Let’s stop dwelling on sorrow and instead focus on the Lord’s Prayer. This prayer is all about liberation, growth, love, joy, and even eternity. Doesn’t that sound like the gospel? Jesus spent his life fighting against injustice, striving to apply God’s noble, complex, and mysterious will to a distorted and wounded relationships and social systems. He healed the wounded, brought joy to those in deep sorrow, and gave encouragement to those in despair so that they could rise again. He walked alongside them on the path of life until they achieved victory and restoration. Jesus himself was the kingdom of God. He expanded his kingdom with infinite mercy and love.
Jabez and Jesus prayed for deliverance from evil. When we apply this prayer to ourselves, we can pray in the following way: “God, give us the strength to resist the temptation of choosing evil. Let us follow your path only and not make choices that lead us away from you. You are our Master, and we will live according to your will.”
When we truly desire to live according to God’s will, we pray earnestly and frequently, seeking God’s guidance for every decision, whether big or small. Through constant inquiry and research, we come to know God’s will and discover His plan for our lives. As someone who has experienced this firsthand, I can confidently declare that those who seek God’s Will diligently will find it. This is not a mere intellectual pursuit, but a journey of faith and discovery. As God says through the Bible, “You will seek me and find me when you seek me with all your heart” (Jeremiah 29:13).
Let’s pray for the expansion of our faith together. Even though only God would know that, while I am 99.9% certain of going to heaven when I die, I don’t want to limit myself to this belief alone. My faith needs to broaden and encompass the power of God’s kingdom on earth. What about you? Are you content with the idea of going to heaven? Do you care about what others are going through? We should pray for our children who are exposed to various addictions and for God’s children who struggle to find shelter and food. Let’s pray for the expansion of our ministry and for God’s kingdom to reach those in need. Lord, expand the boundaries of our ministry!

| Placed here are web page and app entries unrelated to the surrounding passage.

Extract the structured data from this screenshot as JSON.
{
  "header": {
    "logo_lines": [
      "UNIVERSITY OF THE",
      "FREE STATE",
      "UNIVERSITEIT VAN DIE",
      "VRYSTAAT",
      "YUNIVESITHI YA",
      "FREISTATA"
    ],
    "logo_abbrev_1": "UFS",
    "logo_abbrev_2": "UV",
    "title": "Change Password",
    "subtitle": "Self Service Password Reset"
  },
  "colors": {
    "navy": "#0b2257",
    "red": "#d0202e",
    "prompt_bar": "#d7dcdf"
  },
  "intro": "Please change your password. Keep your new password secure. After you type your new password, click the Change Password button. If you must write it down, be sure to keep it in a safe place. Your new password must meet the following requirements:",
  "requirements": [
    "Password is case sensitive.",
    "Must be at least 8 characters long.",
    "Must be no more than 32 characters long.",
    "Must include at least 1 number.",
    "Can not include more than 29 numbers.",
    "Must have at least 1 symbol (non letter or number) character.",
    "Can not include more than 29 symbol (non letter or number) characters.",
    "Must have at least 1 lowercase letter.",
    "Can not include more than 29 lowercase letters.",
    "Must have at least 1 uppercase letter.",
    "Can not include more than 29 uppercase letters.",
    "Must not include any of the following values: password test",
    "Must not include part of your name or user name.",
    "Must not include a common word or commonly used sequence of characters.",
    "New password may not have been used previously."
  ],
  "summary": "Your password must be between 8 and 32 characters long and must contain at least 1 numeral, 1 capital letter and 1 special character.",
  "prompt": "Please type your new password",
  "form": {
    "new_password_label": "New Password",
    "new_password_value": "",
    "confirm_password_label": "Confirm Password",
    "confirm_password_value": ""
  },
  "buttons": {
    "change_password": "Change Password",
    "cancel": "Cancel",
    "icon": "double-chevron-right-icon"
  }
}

Third Sunday in Lent, March 12, 2023, 1 Chronicles 4:9-10
Pr. John Kim, Lakeridge Lutheran Church